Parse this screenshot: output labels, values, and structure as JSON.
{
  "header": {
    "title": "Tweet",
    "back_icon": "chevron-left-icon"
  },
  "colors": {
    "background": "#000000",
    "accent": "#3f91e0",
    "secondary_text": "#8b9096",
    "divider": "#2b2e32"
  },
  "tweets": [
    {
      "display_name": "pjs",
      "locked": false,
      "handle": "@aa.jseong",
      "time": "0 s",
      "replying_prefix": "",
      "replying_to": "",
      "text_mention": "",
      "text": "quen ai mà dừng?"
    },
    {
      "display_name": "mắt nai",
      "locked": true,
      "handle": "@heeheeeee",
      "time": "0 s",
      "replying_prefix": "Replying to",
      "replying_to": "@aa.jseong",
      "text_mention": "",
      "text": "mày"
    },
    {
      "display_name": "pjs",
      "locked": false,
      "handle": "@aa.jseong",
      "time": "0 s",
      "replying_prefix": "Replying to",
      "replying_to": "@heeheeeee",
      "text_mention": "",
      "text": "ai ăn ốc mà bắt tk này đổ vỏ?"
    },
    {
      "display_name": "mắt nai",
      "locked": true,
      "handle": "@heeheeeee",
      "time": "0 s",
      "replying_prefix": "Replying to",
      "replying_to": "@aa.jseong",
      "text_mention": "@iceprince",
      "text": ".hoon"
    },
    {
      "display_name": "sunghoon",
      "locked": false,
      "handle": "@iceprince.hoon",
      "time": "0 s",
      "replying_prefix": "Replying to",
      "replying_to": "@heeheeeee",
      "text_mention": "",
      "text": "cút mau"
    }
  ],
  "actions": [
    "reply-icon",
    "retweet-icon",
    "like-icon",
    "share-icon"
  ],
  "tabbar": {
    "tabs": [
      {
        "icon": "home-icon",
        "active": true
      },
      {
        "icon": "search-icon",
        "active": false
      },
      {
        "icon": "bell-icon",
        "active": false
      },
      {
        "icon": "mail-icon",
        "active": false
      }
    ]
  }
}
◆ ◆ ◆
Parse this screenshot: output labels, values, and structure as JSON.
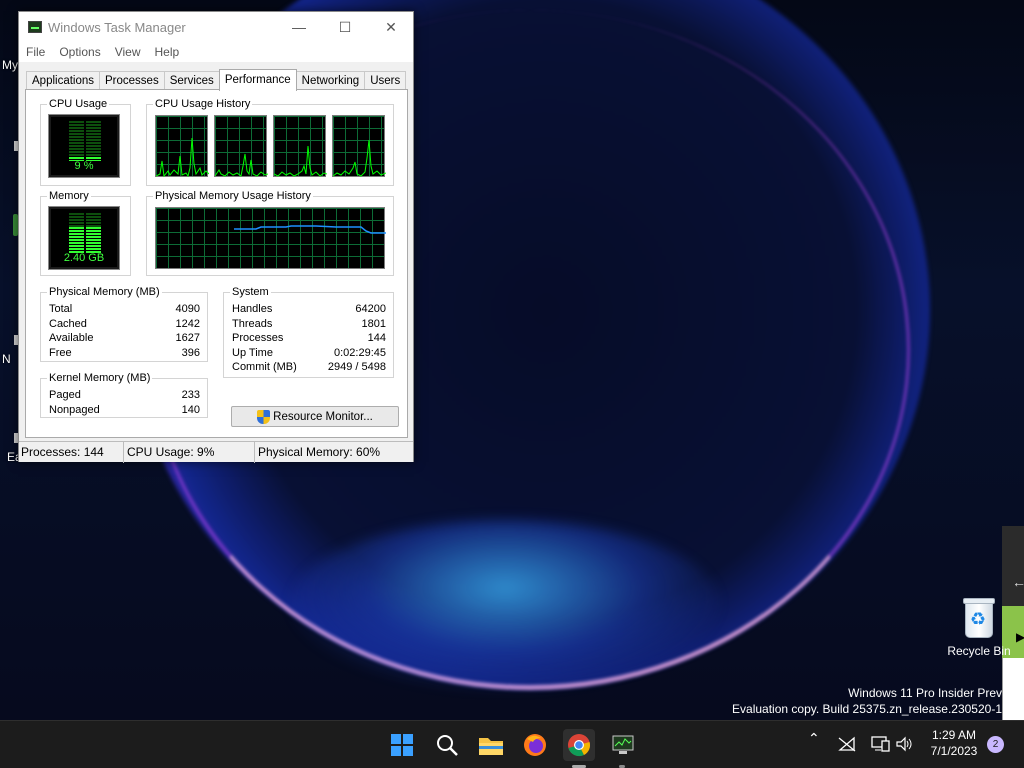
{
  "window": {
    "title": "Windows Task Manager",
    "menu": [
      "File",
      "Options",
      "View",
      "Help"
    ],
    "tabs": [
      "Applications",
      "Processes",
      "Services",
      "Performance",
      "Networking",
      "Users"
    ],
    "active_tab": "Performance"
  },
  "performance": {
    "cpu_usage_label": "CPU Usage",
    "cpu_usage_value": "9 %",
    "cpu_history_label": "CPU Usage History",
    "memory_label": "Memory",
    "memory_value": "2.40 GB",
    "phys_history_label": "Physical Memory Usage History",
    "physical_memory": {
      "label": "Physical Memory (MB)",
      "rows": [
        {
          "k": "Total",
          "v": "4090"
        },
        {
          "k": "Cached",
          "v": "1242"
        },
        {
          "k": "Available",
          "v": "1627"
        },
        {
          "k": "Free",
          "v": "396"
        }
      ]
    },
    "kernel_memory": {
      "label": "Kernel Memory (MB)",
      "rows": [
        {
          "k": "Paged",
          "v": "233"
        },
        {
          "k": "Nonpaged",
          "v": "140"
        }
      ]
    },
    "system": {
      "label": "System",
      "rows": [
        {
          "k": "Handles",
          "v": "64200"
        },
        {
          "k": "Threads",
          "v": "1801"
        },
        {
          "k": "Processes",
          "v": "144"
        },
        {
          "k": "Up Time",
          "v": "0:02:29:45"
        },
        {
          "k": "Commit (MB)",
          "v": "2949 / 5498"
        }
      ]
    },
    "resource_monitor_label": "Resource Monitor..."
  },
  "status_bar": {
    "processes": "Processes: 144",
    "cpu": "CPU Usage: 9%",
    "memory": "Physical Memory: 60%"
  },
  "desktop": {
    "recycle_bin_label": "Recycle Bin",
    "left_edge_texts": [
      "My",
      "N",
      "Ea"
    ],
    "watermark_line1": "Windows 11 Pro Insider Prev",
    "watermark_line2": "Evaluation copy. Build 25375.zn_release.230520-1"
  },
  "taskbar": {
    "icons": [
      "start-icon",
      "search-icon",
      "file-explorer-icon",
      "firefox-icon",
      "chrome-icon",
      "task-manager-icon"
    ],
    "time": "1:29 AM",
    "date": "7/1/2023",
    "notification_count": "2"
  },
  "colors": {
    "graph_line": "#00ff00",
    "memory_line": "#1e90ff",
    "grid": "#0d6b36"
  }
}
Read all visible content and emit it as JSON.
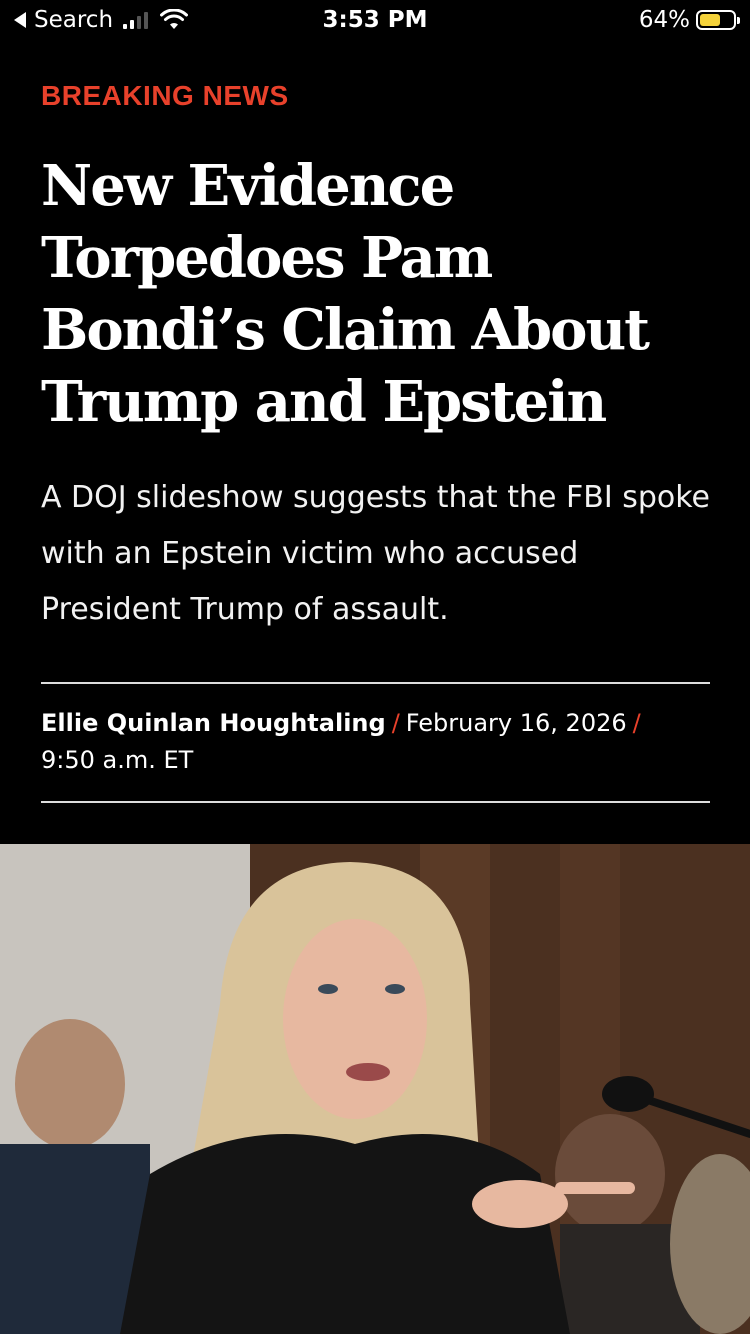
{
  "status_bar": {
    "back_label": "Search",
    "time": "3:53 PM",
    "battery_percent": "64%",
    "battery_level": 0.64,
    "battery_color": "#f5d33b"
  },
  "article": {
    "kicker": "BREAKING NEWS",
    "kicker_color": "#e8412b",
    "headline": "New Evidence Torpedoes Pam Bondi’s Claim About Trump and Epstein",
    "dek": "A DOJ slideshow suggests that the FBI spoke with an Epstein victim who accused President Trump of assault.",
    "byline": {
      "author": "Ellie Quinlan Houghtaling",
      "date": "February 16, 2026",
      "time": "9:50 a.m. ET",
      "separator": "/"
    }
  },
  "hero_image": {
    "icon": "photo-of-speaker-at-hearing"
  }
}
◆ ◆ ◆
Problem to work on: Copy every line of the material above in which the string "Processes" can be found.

Answer to this task:
      "Processes",
          "k": "Processes",
    "processes": "Processes: 144",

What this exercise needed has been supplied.